Not-for-profit senior living and care transitions set record

LONDON: Transitions in ownership or sponsorship among not-for-profit senior living and care providers reached an all-time high in 2023, according to an update released this week from Ziegler.

Transitions among such providers have been on an upward trajectory since 2015 and even more so since the 2020, fueled by financial challenges related to the pandemic, the specialty investment bank said.

Since 2015, 900 not-for-profit senior living communities or skilled nursing facilities have undergone transitions, “reflecting the increasing view of affiliation as an important strategic option in an organization’s toolkit for growth,” Vice President of Senior Living Research Cathy Owen wrote. Eighty-four of those transitions occurred in 2015; there have been 876 so far in 2023.

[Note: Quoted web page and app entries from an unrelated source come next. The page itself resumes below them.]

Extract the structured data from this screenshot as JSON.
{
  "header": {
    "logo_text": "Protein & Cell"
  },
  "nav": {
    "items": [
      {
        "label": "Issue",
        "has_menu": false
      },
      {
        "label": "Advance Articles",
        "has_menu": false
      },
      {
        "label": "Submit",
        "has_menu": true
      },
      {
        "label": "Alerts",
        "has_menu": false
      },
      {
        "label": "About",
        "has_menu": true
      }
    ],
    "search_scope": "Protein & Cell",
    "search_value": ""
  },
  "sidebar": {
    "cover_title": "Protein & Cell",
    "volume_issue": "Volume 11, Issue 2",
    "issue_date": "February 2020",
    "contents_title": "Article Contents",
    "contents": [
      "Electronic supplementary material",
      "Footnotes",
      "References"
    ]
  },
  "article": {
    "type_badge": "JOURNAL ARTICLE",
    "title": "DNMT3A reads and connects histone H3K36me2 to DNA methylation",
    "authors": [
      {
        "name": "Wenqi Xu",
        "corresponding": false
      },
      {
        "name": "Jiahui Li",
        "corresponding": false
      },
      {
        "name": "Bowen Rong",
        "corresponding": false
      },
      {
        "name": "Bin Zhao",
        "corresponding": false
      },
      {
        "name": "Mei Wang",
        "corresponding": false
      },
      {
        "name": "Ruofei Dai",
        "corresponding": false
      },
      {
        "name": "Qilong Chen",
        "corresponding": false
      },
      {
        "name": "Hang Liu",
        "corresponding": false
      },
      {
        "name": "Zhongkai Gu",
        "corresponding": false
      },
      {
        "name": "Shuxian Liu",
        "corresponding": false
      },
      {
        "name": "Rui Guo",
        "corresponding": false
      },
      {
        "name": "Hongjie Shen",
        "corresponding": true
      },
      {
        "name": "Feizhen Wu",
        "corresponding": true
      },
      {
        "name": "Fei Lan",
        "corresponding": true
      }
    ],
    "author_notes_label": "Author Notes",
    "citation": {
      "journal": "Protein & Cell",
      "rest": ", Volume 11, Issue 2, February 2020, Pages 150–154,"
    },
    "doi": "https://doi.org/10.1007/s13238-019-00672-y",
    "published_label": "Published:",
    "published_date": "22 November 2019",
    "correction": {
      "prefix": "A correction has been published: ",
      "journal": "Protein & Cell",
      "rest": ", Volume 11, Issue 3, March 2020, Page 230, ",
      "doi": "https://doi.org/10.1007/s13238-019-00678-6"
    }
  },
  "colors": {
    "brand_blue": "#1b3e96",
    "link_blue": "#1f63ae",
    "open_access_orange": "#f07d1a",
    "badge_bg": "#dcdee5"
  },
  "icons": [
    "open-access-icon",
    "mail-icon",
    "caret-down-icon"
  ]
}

Also since 2015, approximately 53% of the not-for-profit properties undergoing transitions in ownership or sponsorship have been acquired by for-profit owners and operators.

“Most of these transactions have been in the form of freestanding NFP nursing homes and communities that are financially distressed to the point where it is too difficult for another NFP to come in and take over sponsorship and operations,” according to Owen.

Many nursing home closures have taken place in recent years “due to insufficient reimbursement to cover costs in an increasingly regulated environment,” the expert said. She noted that 70% of long-term care closures since 2010 have been in the nursing home segment.

In 2023, according to the update, many not-for-profit organizations entered into bidding competitions with for-profit providers in the acquisition process.

“This shows that many NFP organizations have financial capacity, are adding resources and doing the work at the board level to quickly respond to these situations when they arise,” Owen noted.

Not all mergers and acquisitions come from a place of financial distress, however, she observed. Sometimes it’s a matter of weighing the benefits of scale of the combined resources versus going it alone.

“We observe this in a number of cases whereby there is a retiring CEO, and the board explores an affiliation as a form of succession planning rather than conducting a formal search for a new executive,” Owen said. “These healthy organizations in transition are some of the more likely communities to seek an NFP affiliation partner rather than be sold to the private sector.”